Among the entries below, find the lines that contain the string "label". State only how many there are.

== Segment start ==

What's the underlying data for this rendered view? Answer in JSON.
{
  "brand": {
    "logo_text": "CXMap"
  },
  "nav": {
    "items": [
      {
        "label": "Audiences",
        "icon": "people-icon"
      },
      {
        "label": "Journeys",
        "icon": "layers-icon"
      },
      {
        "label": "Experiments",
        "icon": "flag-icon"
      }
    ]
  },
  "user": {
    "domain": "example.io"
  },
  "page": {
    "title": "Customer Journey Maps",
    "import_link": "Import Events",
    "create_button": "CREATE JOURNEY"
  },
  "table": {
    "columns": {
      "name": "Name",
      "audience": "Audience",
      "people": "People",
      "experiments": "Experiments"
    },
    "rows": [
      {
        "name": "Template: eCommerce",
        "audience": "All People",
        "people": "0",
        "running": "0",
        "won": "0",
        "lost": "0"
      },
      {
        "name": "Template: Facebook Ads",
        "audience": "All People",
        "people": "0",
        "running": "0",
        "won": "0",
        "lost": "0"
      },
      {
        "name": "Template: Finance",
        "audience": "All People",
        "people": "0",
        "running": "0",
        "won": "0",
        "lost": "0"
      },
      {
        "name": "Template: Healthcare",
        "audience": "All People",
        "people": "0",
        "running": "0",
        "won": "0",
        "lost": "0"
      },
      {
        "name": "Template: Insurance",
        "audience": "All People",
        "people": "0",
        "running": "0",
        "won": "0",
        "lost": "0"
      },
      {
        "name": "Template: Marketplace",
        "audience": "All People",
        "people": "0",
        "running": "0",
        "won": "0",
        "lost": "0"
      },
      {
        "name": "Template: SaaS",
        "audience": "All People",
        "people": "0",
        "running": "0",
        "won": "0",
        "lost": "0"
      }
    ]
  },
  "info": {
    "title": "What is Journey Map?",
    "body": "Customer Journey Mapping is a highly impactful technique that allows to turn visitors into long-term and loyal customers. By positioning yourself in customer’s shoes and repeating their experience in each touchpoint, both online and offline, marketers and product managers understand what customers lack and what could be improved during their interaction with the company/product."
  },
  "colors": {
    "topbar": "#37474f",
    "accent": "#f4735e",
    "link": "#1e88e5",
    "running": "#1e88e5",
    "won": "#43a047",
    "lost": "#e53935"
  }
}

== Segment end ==

#### [Expected answer]
3